# Exercise instructions
Where "title" occurs in a line of the entries below, copy that line.
══ Source information
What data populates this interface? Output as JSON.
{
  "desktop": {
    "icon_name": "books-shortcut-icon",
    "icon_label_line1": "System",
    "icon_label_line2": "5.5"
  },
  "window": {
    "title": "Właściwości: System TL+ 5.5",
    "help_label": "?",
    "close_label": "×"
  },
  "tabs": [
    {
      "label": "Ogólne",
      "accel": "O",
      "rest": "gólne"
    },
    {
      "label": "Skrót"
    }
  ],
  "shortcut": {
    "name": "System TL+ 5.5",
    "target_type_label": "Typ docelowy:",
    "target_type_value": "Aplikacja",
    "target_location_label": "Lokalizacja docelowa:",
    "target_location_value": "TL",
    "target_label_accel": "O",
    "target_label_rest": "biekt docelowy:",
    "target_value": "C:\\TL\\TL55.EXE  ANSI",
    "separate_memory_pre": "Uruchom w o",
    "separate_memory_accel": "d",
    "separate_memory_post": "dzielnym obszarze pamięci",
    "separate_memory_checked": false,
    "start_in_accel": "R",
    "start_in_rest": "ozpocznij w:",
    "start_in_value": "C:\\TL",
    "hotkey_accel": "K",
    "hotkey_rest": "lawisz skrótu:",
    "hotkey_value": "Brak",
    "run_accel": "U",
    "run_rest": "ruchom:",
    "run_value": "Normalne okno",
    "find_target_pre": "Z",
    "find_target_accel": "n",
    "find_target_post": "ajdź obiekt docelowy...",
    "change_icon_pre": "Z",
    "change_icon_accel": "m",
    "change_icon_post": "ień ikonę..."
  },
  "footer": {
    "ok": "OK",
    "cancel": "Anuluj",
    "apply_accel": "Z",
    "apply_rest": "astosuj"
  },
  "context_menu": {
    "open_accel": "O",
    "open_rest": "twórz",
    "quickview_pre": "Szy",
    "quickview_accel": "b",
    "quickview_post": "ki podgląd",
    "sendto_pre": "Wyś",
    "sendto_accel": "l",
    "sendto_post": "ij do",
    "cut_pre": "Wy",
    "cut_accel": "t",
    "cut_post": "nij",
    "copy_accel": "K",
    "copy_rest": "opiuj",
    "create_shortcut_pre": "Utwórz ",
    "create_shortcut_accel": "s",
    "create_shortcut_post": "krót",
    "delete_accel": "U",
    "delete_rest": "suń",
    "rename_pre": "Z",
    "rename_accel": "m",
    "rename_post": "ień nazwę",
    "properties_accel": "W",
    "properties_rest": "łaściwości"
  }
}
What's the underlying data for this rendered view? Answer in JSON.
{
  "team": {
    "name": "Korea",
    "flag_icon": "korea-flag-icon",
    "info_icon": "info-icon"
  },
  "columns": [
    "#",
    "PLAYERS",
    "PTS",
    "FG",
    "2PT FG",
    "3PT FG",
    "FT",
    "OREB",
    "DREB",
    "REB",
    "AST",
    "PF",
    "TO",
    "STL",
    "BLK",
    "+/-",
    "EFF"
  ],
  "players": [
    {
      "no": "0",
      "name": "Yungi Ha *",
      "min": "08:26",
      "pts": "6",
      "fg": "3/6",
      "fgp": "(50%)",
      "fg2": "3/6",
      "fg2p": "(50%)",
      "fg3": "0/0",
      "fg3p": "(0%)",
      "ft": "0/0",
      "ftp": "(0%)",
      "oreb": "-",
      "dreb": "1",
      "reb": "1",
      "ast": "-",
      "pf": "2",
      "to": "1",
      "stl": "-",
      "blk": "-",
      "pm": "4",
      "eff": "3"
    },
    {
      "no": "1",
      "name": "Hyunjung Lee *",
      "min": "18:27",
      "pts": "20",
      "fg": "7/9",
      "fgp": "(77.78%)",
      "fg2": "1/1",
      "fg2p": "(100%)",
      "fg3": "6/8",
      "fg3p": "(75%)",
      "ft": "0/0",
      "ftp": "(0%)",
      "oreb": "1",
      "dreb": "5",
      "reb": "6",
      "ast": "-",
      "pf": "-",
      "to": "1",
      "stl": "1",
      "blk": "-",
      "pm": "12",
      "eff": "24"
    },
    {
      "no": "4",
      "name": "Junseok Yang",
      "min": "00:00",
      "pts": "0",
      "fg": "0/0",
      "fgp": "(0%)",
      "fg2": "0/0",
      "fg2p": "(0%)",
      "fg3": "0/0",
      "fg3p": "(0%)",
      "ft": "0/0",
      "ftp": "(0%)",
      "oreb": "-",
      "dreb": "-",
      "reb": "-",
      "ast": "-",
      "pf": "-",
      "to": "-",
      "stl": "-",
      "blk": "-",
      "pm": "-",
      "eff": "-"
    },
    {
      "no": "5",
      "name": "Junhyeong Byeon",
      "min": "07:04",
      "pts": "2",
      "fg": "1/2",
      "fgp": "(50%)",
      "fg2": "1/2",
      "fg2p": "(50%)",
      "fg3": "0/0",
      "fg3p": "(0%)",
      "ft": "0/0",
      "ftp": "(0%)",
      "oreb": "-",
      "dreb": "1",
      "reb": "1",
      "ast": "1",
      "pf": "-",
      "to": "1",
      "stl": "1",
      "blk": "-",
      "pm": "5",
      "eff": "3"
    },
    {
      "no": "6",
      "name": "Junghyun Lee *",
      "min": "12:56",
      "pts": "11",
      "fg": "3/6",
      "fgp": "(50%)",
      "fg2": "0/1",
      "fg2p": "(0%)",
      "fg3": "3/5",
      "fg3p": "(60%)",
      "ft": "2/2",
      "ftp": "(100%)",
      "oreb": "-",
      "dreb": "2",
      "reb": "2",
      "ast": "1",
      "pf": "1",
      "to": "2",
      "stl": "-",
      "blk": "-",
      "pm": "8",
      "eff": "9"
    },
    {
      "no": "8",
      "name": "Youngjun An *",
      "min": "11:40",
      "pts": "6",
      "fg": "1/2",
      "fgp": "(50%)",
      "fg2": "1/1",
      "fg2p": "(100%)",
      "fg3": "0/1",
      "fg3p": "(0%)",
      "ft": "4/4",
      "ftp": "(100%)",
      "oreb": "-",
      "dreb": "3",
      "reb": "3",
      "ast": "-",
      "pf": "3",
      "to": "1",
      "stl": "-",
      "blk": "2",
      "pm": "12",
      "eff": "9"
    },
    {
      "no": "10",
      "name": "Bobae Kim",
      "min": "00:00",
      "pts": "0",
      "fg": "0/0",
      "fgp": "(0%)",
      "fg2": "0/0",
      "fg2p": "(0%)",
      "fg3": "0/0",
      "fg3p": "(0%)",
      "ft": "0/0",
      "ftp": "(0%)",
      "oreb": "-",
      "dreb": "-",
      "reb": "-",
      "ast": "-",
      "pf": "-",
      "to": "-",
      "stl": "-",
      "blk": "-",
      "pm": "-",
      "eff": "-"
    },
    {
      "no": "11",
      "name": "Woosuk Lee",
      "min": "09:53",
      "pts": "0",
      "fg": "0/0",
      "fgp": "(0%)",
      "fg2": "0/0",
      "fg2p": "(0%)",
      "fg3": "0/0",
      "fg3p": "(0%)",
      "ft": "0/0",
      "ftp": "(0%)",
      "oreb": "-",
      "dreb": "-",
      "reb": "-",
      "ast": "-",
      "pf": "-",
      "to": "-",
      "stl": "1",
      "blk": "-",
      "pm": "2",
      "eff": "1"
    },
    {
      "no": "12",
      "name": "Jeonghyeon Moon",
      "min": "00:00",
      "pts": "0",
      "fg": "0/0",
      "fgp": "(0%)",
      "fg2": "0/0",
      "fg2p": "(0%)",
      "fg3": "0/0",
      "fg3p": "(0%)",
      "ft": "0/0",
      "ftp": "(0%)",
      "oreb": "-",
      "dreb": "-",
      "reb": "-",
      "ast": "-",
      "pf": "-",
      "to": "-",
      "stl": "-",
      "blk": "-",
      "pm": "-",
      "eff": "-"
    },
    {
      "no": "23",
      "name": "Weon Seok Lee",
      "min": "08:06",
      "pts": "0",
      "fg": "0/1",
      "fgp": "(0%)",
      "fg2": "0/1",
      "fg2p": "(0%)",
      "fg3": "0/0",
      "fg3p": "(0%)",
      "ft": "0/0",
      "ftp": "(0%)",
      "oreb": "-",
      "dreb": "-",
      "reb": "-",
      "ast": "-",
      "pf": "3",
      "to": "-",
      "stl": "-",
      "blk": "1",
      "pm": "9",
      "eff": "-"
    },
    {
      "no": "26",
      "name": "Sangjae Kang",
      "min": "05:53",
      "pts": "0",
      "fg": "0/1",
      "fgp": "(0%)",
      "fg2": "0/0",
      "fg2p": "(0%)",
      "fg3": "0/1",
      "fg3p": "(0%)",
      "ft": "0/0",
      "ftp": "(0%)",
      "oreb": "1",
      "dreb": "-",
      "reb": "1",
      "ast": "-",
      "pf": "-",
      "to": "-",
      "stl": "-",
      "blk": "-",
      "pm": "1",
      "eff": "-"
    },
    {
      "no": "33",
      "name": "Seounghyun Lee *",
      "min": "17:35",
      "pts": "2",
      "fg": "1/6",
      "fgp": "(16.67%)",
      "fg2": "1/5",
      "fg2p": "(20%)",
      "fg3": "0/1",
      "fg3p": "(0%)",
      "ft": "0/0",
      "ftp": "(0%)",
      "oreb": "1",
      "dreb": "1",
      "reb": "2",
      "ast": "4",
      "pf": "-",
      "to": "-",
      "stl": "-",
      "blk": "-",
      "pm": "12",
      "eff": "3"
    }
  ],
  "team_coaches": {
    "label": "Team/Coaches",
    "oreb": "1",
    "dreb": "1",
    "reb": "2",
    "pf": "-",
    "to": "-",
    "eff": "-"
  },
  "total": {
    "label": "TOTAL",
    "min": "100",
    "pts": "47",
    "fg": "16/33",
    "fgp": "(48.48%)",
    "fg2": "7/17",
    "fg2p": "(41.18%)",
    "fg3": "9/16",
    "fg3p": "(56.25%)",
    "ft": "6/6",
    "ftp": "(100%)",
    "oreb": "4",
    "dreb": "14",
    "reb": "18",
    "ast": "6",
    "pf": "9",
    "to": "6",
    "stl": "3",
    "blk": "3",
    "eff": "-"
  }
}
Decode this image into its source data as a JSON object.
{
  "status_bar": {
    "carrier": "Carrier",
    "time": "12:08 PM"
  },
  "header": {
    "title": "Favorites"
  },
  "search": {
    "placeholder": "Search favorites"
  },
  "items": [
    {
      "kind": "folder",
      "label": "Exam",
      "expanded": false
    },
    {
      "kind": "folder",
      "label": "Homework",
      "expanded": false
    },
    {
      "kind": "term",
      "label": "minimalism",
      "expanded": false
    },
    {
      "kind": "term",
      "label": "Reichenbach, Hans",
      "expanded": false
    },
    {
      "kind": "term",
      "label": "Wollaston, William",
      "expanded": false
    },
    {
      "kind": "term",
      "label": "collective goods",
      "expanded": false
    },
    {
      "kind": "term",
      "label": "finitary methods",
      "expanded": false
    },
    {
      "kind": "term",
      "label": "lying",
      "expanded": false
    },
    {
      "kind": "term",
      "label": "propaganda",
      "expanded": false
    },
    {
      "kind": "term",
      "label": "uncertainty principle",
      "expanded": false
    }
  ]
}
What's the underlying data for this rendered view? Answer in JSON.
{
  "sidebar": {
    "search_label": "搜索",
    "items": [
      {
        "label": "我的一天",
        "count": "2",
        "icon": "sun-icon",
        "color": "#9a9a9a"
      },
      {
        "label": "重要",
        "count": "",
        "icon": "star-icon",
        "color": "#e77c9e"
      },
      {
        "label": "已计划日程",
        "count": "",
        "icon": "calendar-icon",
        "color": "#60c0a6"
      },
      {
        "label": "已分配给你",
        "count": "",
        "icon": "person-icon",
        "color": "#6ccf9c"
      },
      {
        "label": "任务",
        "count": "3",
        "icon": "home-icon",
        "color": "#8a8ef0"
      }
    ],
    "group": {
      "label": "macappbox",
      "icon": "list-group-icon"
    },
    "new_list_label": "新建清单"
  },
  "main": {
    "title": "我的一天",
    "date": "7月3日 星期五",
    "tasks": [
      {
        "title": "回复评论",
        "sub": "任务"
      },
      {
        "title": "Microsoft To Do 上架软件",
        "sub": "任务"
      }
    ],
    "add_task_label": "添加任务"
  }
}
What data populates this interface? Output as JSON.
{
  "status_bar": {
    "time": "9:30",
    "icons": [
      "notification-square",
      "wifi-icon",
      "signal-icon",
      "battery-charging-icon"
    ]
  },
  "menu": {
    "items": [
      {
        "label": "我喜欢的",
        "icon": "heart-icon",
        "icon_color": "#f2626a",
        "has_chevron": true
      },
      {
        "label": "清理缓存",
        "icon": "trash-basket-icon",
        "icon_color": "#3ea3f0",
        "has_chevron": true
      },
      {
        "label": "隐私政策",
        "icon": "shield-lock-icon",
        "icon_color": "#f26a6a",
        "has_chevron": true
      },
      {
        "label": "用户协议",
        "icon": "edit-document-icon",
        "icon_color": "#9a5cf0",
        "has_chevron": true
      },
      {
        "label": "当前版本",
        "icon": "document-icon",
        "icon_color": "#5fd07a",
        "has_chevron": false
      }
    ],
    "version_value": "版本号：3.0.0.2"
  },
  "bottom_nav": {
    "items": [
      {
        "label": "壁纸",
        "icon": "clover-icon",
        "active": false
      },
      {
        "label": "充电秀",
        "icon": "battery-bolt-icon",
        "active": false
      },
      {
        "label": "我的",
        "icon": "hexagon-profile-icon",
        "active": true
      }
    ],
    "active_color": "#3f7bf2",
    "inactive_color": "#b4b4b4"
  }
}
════
# Output
    "title": "Właściwości: System TL+ 5.5",
    "title": "Favorites"
    "title": "我的一天",
        "title": "回复评论",
        "title": "Microsoft To Do 上架软件",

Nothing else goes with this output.